“At one time it was all about me,” he told MidWeek in March of 2008. “I was doing drugs and dealing drugs and destroying lives. I had money and power, but for what? I’m finished with all of that.”
The longboard surfing legend turned his life around and started hosting surfing contests as a way to serve the community. Over the years, his events have raised nearly $250,000 for local charities, including American Diabetes Association, Make-A-Wish Foundation and the Sex Abuse Treatment Center at Kapiolani Medical Center.
“I love giving back,” he says with pride. “I owe it to the community.”
Recently, Uemura was given yet another chance in life, thanks to his family and friends. This latest chapter started late last year when Uemura said he started feeling “different” and attributed “dizzy spells and feeling lightheaded” to stress.
Friends urged him to go see a doctor.
“I told them it’s just one of those things,” he says. “No worry, I’m fine.”
His body was sending a clear message that something was not right, but Uemura refused to listen. In June, that message finally grabbed his attention when he blacked out on the beach during one of his surf contests. Doctors believed he suffered a mild heart attack.
“An EKG found that I had an irregular heartbeat,” he says.”My arteries were clean and clear, but my main valve wasn’t working properly. But even after all of that, I told everybody, ‘I can ride this thing out. I can get better.'”

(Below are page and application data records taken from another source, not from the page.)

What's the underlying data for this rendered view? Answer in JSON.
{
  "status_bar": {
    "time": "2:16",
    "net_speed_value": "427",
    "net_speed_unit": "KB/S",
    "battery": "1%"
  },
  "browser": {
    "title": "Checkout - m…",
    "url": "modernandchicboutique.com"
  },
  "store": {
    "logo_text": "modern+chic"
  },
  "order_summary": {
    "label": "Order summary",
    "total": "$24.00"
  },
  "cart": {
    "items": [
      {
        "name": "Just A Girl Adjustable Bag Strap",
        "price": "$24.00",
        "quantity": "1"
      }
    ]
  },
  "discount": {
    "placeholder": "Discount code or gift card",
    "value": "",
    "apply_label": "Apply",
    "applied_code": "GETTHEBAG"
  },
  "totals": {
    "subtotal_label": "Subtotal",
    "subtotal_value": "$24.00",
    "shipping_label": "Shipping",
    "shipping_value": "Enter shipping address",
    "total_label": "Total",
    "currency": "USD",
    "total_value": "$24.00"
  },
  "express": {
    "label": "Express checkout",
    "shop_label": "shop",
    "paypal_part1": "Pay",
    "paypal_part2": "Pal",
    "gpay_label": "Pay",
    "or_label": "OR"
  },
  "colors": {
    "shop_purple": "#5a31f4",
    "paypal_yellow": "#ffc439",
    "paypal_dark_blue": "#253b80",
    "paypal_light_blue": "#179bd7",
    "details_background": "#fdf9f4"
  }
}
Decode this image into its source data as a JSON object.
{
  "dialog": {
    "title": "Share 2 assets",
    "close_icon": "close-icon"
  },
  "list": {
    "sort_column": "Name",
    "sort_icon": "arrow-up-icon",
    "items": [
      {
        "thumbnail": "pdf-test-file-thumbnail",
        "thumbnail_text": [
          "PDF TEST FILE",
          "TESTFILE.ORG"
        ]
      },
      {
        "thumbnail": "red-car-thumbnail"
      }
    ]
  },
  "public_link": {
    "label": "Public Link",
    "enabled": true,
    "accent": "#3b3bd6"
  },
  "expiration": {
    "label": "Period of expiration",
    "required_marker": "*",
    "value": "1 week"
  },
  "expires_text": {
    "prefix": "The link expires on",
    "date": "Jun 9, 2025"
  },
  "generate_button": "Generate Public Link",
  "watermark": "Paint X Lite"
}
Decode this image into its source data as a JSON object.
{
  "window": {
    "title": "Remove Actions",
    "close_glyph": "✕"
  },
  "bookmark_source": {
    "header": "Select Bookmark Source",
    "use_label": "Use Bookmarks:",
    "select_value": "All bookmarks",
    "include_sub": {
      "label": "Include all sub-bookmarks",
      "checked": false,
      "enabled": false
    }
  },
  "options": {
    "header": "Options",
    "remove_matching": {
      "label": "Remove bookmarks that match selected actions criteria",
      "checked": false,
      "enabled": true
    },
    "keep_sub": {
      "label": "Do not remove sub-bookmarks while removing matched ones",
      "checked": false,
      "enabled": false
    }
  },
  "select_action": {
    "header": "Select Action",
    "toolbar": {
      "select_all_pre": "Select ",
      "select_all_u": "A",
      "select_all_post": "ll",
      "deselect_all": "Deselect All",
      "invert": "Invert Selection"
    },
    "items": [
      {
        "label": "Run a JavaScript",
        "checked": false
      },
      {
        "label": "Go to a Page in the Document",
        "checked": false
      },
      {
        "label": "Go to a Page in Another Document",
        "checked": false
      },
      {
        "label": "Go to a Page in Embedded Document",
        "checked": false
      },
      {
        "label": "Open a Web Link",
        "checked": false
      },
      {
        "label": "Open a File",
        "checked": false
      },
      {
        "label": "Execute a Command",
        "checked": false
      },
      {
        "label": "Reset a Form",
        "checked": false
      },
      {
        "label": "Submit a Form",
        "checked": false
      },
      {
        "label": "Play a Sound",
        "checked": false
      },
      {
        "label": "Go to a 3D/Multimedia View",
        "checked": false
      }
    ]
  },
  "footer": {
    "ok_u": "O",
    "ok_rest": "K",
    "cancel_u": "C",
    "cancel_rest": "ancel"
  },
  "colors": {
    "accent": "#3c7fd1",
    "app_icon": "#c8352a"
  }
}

But things only got worse. Uemura’s aorta was working overtime, and despite pleas from family and friends, he continued to teach people every morning how to stand-up paddle at Ala Moana Beach Park. Uemura recalls a chilling conversation he had with his doctor.
“He told me I have to stop and I told him if I stop, I’m going to die,” says Uemura. “He said if you don’t stop, you could die. That’s when he told me I needed open-heart surgery.”
Uemura shared the news with his longtime surfing friends, who encouraged him to go forward with the procedure. He says the turning point came when one of those friends, Guy DeMello, struck a nerve.
“Guy kept telling me, don’t be afraid of the surgery, these days everything is high-tech,” says Uemura. “I told him, nobody is going to open up my chest. That’s when he said, ‘China, don’t only think of yourself, you get one family!'”
It was exactly what he needed to hear. Several weeks later, Uemura was in the hospital fighting for his life.
“I’m scared of needles, and I don’t like hospitals,” says the 57-year-old Uemura. “I was scared like hell – actually I was horrified. But the staff from Queen’s Heart made me comfortable. It was no big deal.”
On Sept. 26, Uemura underwent successful open-heart surgery and was released Oct. 1. He continues to heal at home.
“I want to let the public know, don’t be hardhead like me, go get your checkups, and if you need surgery, get the surgery!” says Uemura. “I can’t believe they used a cow valve on me. I’m happy to be alive. Thanks to everyone, I have a second second chance!”
If you’re on Oahu Nov. 11, Uemura’s family and friends will host a fundraiser at M Nightclub at Restaurant Row (the old Oceans Club) to help offset medical and recovery costs. For more information, email Kanoe Uemura Abilla at firstname.lastname@example.org.